The village is built in a long cavity that cuts into the side of the cliff. It dominates the valley and above all, it is surrounded by the river, which draws a meander in an almost complete loop at this point (a cingle). The earliest buildings bore little resemblance to the remains visible today. In the 10th century, the construction was in wood or mud. The use of stone was rare.
As for the current remains, they date a little later: The Hundred Years’ War, during which the French and English kingdoms fought over Aquitaine (which then bore the name of Guyenne). The fortified castle of Petit-Marzac was owned by a lord and his family.
The organization of the village followed feudal principles. Some traces of this period remain, including a private chapel built inside the village. Its state of conservation is exceptional, as is its architecture, which ranges from Romanesque to Gothic.
The environment of the Madeleine still offered many advantages to the peasants. The proximity of alluvial plains facilitated animal husbandry and agriculture.
On the surrounding plateaus, the forest provided a great variety of game by the masters or poached by the most humble. The Vézère was always a fundamental element: in addition to fishing there, the medieval people would quickly discover the value of using it as an axis of economic communication.
Over time, the Vézère became one of the economic lungs of Périgord. The gabarriers transport wine, wood, salt, cereals, spices and many other commodities on their boats … These medieval “highways” stimulate the local economy. All the conditions are in place to make Aquitaine one of the most prosperous regions of feudal Europe. Thus, at the Madeleine, for several centuries, generations will follow one another and live comfortably, until the industrial revolution and the arrival of the train.
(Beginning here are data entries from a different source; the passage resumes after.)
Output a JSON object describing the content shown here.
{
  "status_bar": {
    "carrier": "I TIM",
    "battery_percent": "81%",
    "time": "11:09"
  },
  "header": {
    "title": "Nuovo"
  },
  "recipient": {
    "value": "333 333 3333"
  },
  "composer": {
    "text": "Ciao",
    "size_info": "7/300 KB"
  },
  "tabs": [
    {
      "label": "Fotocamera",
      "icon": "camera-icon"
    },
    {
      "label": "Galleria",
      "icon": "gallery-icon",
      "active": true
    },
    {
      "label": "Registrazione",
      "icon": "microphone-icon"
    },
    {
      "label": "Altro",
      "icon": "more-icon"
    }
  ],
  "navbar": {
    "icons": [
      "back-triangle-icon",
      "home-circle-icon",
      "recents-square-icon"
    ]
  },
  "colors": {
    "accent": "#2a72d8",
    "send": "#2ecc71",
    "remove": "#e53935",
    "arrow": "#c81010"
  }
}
Les visites guidées ou libres (avec audioguide ou livret) sont au même tarifs. Des options vous seront ensuite proposées (visite de la ferme, ateliers enfants, repas…) selon les plannings. Pour l’audioguide, munissez-vous de vos écouteurs. Si vous n’en disposez pas, des écouteurs vous sont proposés pour 2€ seulement.
Guided or unguided visits (with audioguide or booklet) are at the same price. You will then be offered options (farm visit, children’s workshops, meals, etc.) according to the schedules. For the audio guide, bring your headphones. If you don’t have one, headphones are available for just € 2.